Now, I am an active and vocal promoter of the film, because...[Director Zack Snyder] through all the other people working on the movie...[are] totally committed to this...If at any point I felt that wasn’t the case, I would say so. I’m not being paid just to say good things about it. There’s no point in me saying that the movie’s really good if I didn’t genuinely believe that it was really good. So within myself, I can perfectly reconcile being friends with Alan and being involved in the film in the way that I am. I hope I’m being true and faithful to both...
Would you like to collaborate with Alan Moore again on another comic project? If so, are there any particular projects that the two of you have discussed?
Dave Gibbons: I’d love to collaborate with Alan on another comic project. On any project. We’ve always enjoyed the things that we’ve done together although we’re completely different people....We do end up on pretty much the same wavelength when it comes to comic books and I think we’ve both done some of our best work together. I think we’ve enjoyed it as well...
As far as any future project, there’s just one particular thing that Alan has mentioned publicly, so I’m free to mention it. Alan and his friend Steve Moore (no relation) are going to do… I think it’s called “The Boys’ Book of Magick” or “Everybody’s Book of Magick,” ...As you know, Alan has been very interested in magick (with a “k”) for a long while and he wants to do a primer that kind of brings magick out of the fusty, gothic area that it’s traditionally inhabited and make it something that’s a bit more light and a bit more accessible to modern readers. Some time ago, I agreed to do some illustrations for that...what they will be, I’m not sure, but I’m really looking forward to collaborating with Alan and Steve on that at some point in the future.

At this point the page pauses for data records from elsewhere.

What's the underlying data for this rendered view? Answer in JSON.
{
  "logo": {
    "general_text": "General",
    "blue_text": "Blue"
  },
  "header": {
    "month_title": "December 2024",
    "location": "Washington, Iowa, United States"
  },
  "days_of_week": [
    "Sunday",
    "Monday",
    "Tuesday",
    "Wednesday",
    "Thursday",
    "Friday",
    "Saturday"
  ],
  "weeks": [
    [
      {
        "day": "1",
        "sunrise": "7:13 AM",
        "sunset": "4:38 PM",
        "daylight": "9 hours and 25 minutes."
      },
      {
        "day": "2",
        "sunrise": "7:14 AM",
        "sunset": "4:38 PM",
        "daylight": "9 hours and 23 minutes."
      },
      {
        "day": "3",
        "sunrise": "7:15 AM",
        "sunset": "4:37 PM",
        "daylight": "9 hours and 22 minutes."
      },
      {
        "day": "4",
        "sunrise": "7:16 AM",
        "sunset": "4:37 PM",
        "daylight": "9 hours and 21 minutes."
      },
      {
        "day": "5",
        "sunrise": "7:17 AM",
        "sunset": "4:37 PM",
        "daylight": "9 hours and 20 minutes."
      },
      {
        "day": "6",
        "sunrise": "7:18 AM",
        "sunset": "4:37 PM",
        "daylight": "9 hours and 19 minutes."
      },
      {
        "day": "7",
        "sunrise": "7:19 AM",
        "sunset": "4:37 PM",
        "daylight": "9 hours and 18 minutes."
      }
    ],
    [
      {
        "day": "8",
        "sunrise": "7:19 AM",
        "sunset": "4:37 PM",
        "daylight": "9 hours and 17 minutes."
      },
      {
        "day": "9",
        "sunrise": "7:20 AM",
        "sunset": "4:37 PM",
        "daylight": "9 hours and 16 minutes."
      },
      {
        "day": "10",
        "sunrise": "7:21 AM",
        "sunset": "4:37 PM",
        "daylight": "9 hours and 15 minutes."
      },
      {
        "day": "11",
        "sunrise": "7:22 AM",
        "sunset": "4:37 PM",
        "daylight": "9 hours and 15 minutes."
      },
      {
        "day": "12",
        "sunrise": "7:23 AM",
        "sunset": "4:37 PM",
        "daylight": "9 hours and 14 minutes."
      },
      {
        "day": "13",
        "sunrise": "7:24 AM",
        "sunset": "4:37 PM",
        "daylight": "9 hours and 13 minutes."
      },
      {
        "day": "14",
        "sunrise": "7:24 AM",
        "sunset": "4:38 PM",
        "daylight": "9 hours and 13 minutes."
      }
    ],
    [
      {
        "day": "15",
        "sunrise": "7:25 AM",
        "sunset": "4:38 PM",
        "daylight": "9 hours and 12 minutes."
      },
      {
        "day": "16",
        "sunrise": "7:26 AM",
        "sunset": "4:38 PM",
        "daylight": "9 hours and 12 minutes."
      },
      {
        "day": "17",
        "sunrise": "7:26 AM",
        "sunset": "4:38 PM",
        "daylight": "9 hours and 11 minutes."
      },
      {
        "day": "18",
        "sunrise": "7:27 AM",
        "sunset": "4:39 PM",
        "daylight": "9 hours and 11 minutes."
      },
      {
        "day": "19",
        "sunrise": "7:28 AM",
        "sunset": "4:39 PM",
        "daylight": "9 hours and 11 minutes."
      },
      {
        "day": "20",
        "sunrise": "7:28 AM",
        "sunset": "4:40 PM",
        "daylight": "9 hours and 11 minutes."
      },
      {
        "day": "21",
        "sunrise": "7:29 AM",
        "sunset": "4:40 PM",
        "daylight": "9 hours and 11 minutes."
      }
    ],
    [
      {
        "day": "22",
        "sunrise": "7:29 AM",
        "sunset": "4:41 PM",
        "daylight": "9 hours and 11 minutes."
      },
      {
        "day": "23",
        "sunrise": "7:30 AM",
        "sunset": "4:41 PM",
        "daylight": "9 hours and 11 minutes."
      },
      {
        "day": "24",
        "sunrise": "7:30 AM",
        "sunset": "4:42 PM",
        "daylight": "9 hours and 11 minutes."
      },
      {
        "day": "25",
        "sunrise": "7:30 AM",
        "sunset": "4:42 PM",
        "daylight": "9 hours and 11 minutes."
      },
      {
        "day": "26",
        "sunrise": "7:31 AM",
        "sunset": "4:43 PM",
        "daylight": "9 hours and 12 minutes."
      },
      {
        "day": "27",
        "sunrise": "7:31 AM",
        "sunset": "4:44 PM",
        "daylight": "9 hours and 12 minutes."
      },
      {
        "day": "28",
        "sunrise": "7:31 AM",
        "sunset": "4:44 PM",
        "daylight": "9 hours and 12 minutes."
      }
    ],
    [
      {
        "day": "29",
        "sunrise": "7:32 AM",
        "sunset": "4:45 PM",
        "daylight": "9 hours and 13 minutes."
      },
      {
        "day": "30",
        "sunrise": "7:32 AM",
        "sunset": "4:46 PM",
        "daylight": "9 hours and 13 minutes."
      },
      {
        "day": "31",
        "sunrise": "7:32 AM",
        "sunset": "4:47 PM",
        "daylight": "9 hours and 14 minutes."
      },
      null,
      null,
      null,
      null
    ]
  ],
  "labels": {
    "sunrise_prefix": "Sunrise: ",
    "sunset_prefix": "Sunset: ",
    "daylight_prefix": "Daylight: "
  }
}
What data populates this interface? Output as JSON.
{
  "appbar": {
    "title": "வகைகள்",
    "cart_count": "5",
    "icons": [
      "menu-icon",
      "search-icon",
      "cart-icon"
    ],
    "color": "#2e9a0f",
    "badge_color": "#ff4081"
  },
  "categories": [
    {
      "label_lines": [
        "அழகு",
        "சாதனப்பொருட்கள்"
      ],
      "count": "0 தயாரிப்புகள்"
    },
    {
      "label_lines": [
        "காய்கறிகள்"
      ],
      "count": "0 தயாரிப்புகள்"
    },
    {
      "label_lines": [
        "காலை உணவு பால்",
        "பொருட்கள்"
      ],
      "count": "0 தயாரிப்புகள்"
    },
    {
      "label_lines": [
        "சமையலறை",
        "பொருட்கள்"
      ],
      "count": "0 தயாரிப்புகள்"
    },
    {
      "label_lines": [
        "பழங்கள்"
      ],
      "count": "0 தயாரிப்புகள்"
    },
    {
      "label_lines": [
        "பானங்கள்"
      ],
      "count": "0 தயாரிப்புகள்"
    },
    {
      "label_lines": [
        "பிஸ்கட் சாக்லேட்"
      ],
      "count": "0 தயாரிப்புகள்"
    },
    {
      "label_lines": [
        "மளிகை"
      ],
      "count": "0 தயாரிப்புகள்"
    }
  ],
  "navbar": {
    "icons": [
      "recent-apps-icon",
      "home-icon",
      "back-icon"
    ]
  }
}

The lawsuit between Fox and Warner Bros. over who has the rights to the film, do you have any thoughts about that matter? Are you worried that the film might not get released on time or even at all?
Dave Gibbons: Well, I’d really as soon kind of pass on this. I’m not a lawyer. I imagine that lawyers will sit down and discuss this at length, and eventually will come to some kind of agreement about it....personally, I’ve got no doubts that the film will be released and that it will be released on time. I really can’t see that it’s in any of the parties’ interest for the film not to be released in a timely manner.
[THE NEXT PART OF THE INTERVIEW CONTAINS SPOILERS!!!]
[YOU'VE BEEN WARNED!!!]
There is a moral ambiguity at the end of Watchmen, a choice one of the main characters makes to sacrifice a few million lives to save the world. I’d like to know what is Dave Gibbons’ opinion on that choice? Was that character right or wrong? Did he really want to save the world, or was he just serving his own ego?
Dave Gibbons: ...Well, I think we deliberately left it ambiguous. There are arguments on both sides. Often, very hard decisions have to be made in the real world...So, from the heart, I would say that [CENSORED] was wrong. And I think he really wanted to save the world, but the problem with people of [CENSORED] is their ego can’t see their ego.
Good interview, nothing too revolutionary (in Part 1, at least). Still, it's always nice to hear Gibbons speak on the subject of Watchmen--especially the part about what it's like to walk the eggshell path of being Alan Moore's friend.
Head over to Watchmen Comic Movie if you want to read Pt. 1 of the Dave Gibbons interview in its entirety, then head back here to let us know if Gibbons' testimony is a glowing enough endorsement for you to have your butt firmly planted in a theater seat when Watchmen (hopefully) hits theaters on March 6, 2009. 'Til then we'll keep our ears the ground and post Pt. 2 of the Gibbons' interview as soon as it hits the Web.